Other female journalists spoke of sexually charged talk and groping. Sometimes a woman working in a closed, sexually repressive society will even be assaulted by male colleagues who misinterpret social signals. When covering a conflict, a female journalist is often the only woman around.
"Whenever there is trouble and difficulties, women tend to be kept away, and as a corespondent you tend to go to these places," said Lourdes Garcia-Navarro, National Public Radio's Jerusalem-based correspondent, who has covered Kosovo, Haiti, Iraq, Colombia, Mexico, Afghanistan, Iraq, Gaza and Egypt.
"Violence often has a sexual tinge to it, especially when you're surrounded by young men hopped up on the difficult situation they face," she said. "If one person gets away with it, all of a sudden you have dozens of hands on you."
Women in Egypt had reported that Tahrir Square, the epicenter of the protests that toppled President Hosni Mubarak, had been free of the groping and leering endemic in the country. Then, on Feb. 11, Logan was sexually assaulted and beaten on the final night of the 18-day revolt. The Associated Press does not name victims of sexual assault unless they agree to be identified.
Middle East-based photojournalist Heidi Levine of the French photo agency Sipa Press, who covered the protests in the square, said the situation quickly deteriorated as it became clear Mubarak was gone.
"All of a sudden, the chaos somehow gave permission to everybody to grab," said Levine, who has worked in Iraq, the Palestinian territories, Saudi Arabia, Syria, Kosovo, Afghanistan and Egypt.
Traveling alone anywhere makes a woman vulnerable to attack. "I've often reflected on how lucky I am that I haven't been raped," wrote photographer Kate Brooks in an e-mail.
Many female journalists see plenty of threats in large groups, where men can molest women without easily being identified and are emboldened by seeing others do it.
Paula Bronstein, senior staff photographer at Getty Images, said she's had "so many experiences that deal with ... groping and grabbing, just complete disrespect for a woman's body." She said it even happened at the funeral of Palestinian leader Yasser Arafat in the West Bank.
Harassment and assault are often an unwanted byproduct of conservative mores that keep women out of the public eye. Women on the streets — especially unchaperoned, foreign women with less recourse to punish offenders — are viewed as fair game.
Los Angeles Times correspondent Laura King, based in Afghanistan, says her most frightening experience was in the Balkans, where the sexual menace "would be alcohol-fueled." She did not elaborate.
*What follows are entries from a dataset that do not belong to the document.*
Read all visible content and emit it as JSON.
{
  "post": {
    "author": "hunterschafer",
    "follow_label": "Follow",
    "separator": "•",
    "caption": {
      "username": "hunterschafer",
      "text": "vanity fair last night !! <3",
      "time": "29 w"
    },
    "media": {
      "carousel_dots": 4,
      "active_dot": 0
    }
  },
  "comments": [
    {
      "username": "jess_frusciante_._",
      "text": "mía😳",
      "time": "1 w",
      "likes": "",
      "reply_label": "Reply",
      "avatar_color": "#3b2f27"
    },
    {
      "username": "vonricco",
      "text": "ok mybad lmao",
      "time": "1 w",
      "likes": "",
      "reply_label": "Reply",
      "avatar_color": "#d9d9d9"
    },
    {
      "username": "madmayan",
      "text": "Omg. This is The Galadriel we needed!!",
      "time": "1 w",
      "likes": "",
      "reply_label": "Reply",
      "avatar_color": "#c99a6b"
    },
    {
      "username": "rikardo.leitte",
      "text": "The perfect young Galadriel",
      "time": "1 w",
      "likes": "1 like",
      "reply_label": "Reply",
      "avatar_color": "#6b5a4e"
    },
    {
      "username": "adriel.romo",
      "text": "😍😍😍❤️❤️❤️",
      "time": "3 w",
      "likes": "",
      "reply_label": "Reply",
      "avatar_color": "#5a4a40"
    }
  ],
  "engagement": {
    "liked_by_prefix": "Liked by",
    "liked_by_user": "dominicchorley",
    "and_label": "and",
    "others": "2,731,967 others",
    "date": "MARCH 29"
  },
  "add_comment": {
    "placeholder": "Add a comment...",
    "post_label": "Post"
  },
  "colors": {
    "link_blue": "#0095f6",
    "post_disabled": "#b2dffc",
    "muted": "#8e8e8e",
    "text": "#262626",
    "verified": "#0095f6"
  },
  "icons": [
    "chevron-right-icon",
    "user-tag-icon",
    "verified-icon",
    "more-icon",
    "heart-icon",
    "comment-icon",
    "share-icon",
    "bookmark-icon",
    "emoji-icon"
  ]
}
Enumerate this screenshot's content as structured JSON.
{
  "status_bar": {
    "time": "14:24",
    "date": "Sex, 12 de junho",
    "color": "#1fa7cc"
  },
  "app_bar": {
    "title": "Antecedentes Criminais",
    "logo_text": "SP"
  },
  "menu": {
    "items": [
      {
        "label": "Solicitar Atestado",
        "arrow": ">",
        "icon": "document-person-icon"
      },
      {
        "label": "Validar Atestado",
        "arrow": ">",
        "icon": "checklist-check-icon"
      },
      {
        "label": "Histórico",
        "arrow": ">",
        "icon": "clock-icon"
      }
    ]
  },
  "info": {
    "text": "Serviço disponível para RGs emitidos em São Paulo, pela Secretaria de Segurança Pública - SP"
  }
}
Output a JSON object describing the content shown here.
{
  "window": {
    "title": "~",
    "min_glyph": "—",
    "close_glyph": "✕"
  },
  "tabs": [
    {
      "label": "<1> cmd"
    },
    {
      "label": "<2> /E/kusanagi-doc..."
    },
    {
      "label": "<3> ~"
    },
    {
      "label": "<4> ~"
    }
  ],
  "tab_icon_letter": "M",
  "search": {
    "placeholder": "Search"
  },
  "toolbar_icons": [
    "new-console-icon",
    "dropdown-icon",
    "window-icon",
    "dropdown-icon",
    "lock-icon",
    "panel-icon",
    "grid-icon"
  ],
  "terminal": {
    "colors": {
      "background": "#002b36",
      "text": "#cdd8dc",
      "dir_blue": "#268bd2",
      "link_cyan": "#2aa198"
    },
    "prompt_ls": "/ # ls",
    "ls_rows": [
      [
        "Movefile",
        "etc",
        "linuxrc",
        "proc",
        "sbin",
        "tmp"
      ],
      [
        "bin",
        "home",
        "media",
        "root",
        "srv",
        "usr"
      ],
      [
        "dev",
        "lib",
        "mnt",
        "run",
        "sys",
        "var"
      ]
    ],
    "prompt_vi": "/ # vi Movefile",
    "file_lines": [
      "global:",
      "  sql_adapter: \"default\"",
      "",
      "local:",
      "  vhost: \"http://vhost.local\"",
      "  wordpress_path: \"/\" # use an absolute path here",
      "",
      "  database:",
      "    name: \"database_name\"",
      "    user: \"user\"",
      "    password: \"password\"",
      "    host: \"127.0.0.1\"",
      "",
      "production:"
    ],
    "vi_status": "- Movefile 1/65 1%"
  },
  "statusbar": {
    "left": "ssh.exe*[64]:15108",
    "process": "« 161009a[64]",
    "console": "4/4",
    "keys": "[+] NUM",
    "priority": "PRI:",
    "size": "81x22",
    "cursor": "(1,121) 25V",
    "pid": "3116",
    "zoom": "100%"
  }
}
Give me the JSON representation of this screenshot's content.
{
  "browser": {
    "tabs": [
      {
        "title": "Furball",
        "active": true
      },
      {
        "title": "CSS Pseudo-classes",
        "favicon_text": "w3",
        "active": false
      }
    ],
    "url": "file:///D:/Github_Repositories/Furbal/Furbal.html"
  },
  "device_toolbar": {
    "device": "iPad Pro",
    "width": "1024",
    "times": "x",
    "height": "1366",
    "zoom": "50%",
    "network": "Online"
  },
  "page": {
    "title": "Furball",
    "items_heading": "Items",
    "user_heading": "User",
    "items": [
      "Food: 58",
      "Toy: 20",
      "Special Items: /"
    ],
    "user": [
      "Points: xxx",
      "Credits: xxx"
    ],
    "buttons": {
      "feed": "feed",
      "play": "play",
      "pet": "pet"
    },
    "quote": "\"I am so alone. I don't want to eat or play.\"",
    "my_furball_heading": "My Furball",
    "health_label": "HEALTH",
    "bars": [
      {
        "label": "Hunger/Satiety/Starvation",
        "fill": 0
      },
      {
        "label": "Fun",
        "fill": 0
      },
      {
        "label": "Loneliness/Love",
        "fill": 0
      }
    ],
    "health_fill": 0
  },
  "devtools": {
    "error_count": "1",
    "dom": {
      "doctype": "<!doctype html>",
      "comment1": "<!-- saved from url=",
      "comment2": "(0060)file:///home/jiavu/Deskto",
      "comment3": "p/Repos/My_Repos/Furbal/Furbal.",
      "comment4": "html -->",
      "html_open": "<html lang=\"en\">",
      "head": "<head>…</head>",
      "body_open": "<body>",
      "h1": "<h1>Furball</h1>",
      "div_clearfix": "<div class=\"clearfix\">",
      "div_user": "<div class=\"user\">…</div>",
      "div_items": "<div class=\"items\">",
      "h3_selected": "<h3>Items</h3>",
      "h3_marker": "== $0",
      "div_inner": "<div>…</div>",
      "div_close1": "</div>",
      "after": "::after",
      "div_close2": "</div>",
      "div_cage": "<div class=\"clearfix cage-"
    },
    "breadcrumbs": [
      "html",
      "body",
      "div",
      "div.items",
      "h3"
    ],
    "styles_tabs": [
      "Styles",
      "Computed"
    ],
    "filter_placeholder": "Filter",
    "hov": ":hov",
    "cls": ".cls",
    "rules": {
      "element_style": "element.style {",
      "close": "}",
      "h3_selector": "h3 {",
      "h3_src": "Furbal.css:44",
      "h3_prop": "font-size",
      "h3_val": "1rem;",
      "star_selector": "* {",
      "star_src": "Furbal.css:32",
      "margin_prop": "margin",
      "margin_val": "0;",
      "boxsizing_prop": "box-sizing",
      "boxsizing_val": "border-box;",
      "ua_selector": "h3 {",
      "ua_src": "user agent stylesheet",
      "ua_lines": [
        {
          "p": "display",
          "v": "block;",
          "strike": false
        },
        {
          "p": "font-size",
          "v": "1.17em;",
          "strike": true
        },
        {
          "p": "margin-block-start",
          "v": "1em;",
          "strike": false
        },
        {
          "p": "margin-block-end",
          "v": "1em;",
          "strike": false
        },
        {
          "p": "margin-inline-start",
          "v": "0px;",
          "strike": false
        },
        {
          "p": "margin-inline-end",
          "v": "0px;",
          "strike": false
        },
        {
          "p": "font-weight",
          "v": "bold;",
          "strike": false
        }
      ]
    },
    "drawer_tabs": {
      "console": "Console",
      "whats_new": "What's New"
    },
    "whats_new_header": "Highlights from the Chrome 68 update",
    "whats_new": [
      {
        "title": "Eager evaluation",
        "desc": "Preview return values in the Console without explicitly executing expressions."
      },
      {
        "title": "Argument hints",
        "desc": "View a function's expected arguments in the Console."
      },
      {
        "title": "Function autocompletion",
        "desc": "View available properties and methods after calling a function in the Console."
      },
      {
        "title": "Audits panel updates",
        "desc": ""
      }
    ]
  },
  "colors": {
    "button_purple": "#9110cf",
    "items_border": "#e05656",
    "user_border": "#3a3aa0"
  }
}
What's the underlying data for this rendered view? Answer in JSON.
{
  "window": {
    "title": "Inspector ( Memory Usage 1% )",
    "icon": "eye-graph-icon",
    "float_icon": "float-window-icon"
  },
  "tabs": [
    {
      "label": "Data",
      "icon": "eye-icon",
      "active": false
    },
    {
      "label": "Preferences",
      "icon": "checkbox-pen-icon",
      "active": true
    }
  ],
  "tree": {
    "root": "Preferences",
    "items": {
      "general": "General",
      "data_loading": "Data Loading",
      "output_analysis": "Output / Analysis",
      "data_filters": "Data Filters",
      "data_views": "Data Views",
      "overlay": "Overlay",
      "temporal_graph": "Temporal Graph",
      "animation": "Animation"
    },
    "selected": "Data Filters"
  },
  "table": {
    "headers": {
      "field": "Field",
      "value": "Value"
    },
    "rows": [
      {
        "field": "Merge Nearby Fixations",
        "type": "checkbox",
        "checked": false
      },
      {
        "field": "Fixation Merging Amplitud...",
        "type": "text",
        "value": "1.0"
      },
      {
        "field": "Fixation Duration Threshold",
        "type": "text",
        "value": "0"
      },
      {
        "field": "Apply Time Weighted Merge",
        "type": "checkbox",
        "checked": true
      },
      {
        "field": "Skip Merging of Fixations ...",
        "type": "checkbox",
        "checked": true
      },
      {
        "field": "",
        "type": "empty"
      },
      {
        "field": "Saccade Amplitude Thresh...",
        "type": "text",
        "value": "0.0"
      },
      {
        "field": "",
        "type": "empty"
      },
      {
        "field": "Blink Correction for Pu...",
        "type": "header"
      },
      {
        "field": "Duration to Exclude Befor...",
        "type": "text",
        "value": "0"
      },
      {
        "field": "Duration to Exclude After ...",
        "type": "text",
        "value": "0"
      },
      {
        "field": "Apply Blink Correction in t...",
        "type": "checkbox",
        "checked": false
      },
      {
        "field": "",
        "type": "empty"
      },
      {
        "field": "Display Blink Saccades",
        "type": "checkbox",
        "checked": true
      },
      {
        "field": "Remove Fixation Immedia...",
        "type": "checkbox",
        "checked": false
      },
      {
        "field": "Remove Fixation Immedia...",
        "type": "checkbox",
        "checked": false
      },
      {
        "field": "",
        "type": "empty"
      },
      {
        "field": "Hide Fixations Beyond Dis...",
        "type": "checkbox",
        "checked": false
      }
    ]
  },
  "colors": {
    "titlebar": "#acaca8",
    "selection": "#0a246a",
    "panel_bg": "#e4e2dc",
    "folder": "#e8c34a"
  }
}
Female journalists reported that sometimes they will not venture out alone, and will have ready access to transport and a native speaker at hand. If they assess a situation might be too dangerous, they will leave the scene.
The New York-based Committee to Protect Journalists has sparse data on sexual violence against journalists, but is updating its security handbook to address the issue, said Joel Simon, its executive director.
Female journalists say they often do not make a big deal of the sexual menace, knowing it comes with the territory, but also fearful that complaining could create trouble for them with their bosses.
Many had warm words for editors who worry about their safety but do not balk at sending them on dangerous assignments. But some said they feared bosses would hold it against them if they made too much of the sexual assaults.
"We wouldn't want to draw attention to ourselves as females going off to a war zone and creating more problems out of fear we wouldn't be able to be sent out on an assignment," said Levine, the Sipa photographer.
With the assault on Logan drawing so much attention to the risk of sexual attack, "maybe now I would be more comfortable about discussing it than I would have in the past," she said.
Douglas Jehl, the foreign editor at The Washington Post, said "the security of all of our foreign correspondents is of paramount importance to the Post and is a major consideration in all coverage decisions, regardless of gender." He did not elaborate.
Avakian said she hoped the Logan assault would not backfire against women.
"I hope that it will serve to raise awareness of the challenges faced by women journalists, and not used as an excuse not to send women to cover conflict," she said.